for others, sometimes water first gets in above grade through any poorly tooled mortar joints n any other gaps/openings above ground level, including in-around siding

running a water test with a hose, done correctly, will tell you, show you if some or all the water is getting in further away from where you see/get the water inside and show you if the water is getting in above ground level.

you hired someone who dug it out n backfilled with gravel (10’ area) , did they seal anything?

regrading doesn’t SEAL/fix shtt imo, hiring a landscaper looolllllllllll but whatever eh
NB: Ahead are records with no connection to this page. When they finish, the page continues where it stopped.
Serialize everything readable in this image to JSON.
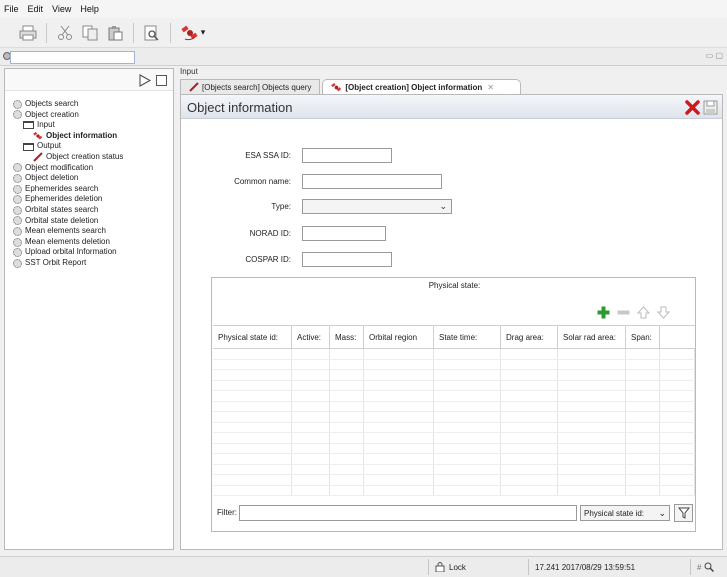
{
  "menu": [
    "File",
    "Edit",
    "View",
    "Help"
  ],
  "left_panel": {
    "tree": [
      {
        "label": "Objects search",
        "icon": "gear-icon",
        "level": 0,
        "selected": false
      },
      {
        "label": "Object creation",
        "icon": "gear-icon",
        "level": 0,
        "selected": false
      },
      {
        "label": "Input",
        "icon": "folder-icon",
        "level": 1,
        "selected": false
      },
      {
        "label": "Object information",
        "icon": "satellite-icon",
        "level": 2,
        "selected": true
      },
      {
        "label": "Output",
        "icon": "folder-icon",
        "level": 1,
        "selected": false
      },
      {
        "label": "Object creation status",
        "icon": "pencil-icon",
        "level": 2,
        "selected": false
      },
      {
        "label": "Object modification",
        "icon": "gear-icon",
        "level": 0,
        "selected": false
      },
      {
        "label": "Object deletion",
        "icon": "gear-icon",
        "level": 0,
        "selected": false
      },
      {
        "label": "Ephemerides search",
        "icon": "gear-icon",
        "level": 0,
        "selected": false
      },
      {
        "label": "Ephemerides deletion",
        "icon": "gear-icon",
        "level": 0,
        "selected": false
      },
      {
        "label": "Orbital states search",
        "icon": "gear-icon",
        "level": 0,
        "selected": false
      },
      {
        "label": "Orbital state deletion",
        "icon": "gear-icon",
        "level": 0,
        "selected": false
      },
      {
        "label": "Mean elements search",
        "icon": "gear-icon",
        "level": 0,
        "selected": false
      },
      {
        "label": "Mean elements deletion",
        "icon": "gear-icon",
        "level": 0,
        "selected": false
      },
      {
        "label": "Upload orbital Information",
        "icon": "gear-icon",
        "level": 0,
        "selected": false
      },
      {
        "label": "SST Orbit Report",
        "icon": "gear-icon",
        "level": 0,
        "selected": false
      }
    ]
  },
  "right_area": {
    "label": "Input",
    "tabs": [
      {
        "label": "[Objects search] Objects query",
        "active": false
      },
      {
        "label": "[Object creation] Object information",
        "active": true
      }
    ]
  },
  "editor": {
    "title": "Object information",
    "fields": {
      "esa_ssa_id": {
        "label": "ESA SSA ID:",
        "value": ""
      },
      "common_name": {
        "label": "Common name:",
        "value": ""
      },
      "type": {
        "label": "Type:",
        "value": ""
      },
      "norad_id": {
        "label": "NORAD ID:",
        "value": ""
      },
      "cospar_id": {
        "label": "COSPAR ID:",
        "value": ""
      }
    },
    "physical_state": {
      "title": "Physical state:",
      "columns": [
        "Physical state id:",
        "Active:",
        "Mass:",
        "Orbital region",
        "State time:",
        "Drag area:",
        "Solar rad area:",
        "Span:"
      ],
      "rows": [],
      "filter_label": "Filter:",
      "filter_value": "",
      "filter_column": "Physical state id:"
    }
  },
  "status": {
    "lock_label": "Lock",
    "info": "17.241 2017/08/29 13:59:51"
  },
  "colors": {
    "accent_green": "#2e9a2e",
    "close_red": "#d01818",
    "selection_blue": "#9fb4d6"
  }
}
If you wanna chat about your leak on phone, i’ll be around a lil bit today from 11:30 am - 3:30 586 777 7973, i don’t want anything just offering to try n help, 40+ honest yrs behind my shtt


Call Mark…


Grading rules are regulated by the municipality.
Clearances must be maintained.

Maybe you should use and act as a professional on the MB. Hm?

As for retaining any poster that uses vulgarities and bashes any competition, I am sure a few well placed phones calls to an foundation expert would direct you to a seasoned professional.

Please call Mark Anderson before you do anything else.


I agree it was wrong to frame a wall and have it 18” under grade…and I know nothing about building houses. There’s no window in the wall. I don’t know why they didn’t just continue the concrete foundation wall to the back of the house. Unfortunately the house has been there since 2004. Septic tank is a few feet out from there along with irrigation. No easy way to regrade / remove the dirt.

I think it’s a site rule that prevents new users from uploading files.

say again, regrading does NOT seal anything, in fact it does not inform anyone of where the water may be first getting in, folla?


Instead of explaining what it was not meant to do, explain the function of lot grading, and how it interacts with the lot, foundation and the perimeter drainage field and weep tiles, or in this case I suspect, the lack thereof for the area being affected.